» **PROMPT**
Would you reproduce all of the entries below, character for character?
(Beginning of RECORD SET)
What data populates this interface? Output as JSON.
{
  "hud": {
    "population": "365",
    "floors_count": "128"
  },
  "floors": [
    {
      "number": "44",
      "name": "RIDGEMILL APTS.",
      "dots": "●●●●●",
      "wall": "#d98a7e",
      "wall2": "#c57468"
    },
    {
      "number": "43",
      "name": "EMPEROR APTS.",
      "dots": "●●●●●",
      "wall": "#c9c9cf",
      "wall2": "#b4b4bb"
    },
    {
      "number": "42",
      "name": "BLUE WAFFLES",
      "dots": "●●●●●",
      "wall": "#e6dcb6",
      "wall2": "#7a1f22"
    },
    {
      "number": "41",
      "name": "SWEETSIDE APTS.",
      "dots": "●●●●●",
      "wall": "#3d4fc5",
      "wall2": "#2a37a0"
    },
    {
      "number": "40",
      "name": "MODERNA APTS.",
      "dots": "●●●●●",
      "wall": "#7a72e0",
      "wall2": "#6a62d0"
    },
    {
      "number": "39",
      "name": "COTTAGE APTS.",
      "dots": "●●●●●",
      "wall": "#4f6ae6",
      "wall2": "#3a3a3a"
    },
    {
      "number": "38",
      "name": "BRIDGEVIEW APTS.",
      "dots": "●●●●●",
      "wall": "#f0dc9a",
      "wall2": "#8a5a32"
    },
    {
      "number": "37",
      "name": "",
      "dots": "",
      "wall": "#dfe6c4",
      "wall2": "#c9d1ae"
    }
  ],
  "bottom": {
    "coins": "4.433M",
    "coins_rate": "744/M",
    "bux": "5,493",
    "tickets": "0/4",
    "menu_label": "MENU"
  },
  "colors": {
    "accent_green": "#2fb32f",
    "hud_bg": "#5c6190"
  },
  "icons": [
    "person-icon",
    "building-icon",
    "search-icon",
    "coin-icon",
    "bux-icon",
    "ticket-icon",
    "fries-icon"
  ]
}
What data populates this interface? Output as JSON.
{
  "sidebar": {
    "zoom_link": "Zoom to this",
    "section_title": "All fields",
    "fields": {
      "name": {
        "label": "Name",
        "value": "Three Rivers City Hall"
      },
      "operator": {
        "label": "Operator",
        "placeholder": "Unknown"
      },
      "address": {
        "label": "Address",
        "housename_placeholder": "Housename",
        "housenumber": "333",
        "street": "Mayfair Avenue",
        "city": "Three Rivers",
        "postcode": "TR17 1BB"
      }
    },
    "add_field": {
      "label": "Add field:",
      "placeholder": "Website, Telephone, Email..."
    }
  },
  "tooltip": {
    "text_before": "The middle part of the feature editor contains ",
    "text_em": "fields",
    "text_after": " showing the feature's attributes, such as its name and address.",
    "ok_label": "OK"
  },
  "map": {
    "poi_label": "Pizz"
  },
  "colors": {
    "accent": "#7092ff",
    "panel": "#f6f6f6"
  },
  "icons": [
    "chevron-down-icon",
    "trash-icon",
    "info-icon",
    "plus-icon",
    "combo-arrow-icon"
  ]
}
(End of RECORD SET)
» **EXERCISE RESULT**
What data populates this interface? Output as JSON.
{
  "hud": {
    "population": "365",
    "floors_count": "128"
  },
  "floors": [
    {
      "number": "44",
      "name": "RIDGEMILL APTS.",
      "dots": "●●●●●",
      "wall": "#d98a7e",
      "wall2": "#c57468"
    },
    {
      "number": "43",
      "name": "EMPEROR APTS.",
      "dots": "●●●●●",
      "wall": "#c9c9cf",
      "wall2": "#b4b4bb"
    },
    {
      "number": "42",
      "name": "BLUE WAFFLES",
      "dots": "●●●●●",
      "wall": "#e6dcb6",
      "wall2": "#7a1f22"
    },
    {
      "number": "41",
      "name": "SWEETSIDE APTS.",
      "dots": "●●●●●",
      "wall": "#3d4fc5",
      "wall2": "#2a37a0"
    },
    {
      "number": "40",
      "name": "MODERNA APTS.",
      "dots": "●●●●●",
      "wall": "#7a72e0",
      "wall2": "#6a62d0"
    },
    {
      "number": "39",
      "name": "COTTAGE APTS.",
      "dots": "●●●●●",
      "wall": "#4f6ae6",
      "wall2": "#3a3a3a"
    },
    {
      "number": "38",
      "name": "BRIDGEVIEW APTS.",
      "dots": "●●●●●",
      "wall": "#f0dc9a",
      "wall2": "#8a5a32"
    },
    {
      "number": "37",
      "name": "",
      "dots": "",
      "wall": "#dfe6c4",
      "wall2": "#c9d1ae"
    }
  ],
  "bottom": {
    "coins": "4.433M",
    "coins_rate": "744/M",
    "bux": "5,493",
    "tickets": "0/4",
    "menu_label": "MENU"
  },
  "colors": {
    "accent_green": "#2fb32f",
    "hud_bg": "#5c6190"
  },
  "icons": [
    "person-icon",
    "building-icon",
    "search-icon",
    "coin-icon",
    "bux-icon",
    "ticket-icon",
    "fries-icon"
  ]
}
What data populates this interface? Output as JSON.
{
  "sidebar": {
    "zoom_link": "Zoom to this",
    "section_title": "All fields",
    "fields": {
      "name": {
        "label": "Name",
        "value": "Three Rivers City Hall"
      },
      "operator": {
        "label": "Operator",
        "placeholder": "Unknown"
      },
      "address": {
        "label": "Address",
        "housename_placeholder": "Housename",
        "housenumber": "333",
        "street": "Mayfair Avenue",
        "city": "Three Rivers",
        "postcode": "TR17 1BB"
      }
    },
    "add_field": {
      "label": "Add field:",
      "placeholder": "Website, Telephone, Email..."
    }
  },
  "tooltip": {
    "text_before": "The middle part of the feature editor contains ",
    "text_em": "fields",
    "text_after": " showing the feature's attributes, such as its name and address.",
    "ok_label": "OK"
  },
  "map": {
    "poi_label": "Pizz"
  },
  "colors": {
    "accent": "#7092ff",
    "panel": "#f6f6f6"
  },
  "icons": [
    "chevron-down-icon",
    "trash-icon",
    "info-icon",
    "plus-icon",
    "combo-arrow-icon"
  ]
}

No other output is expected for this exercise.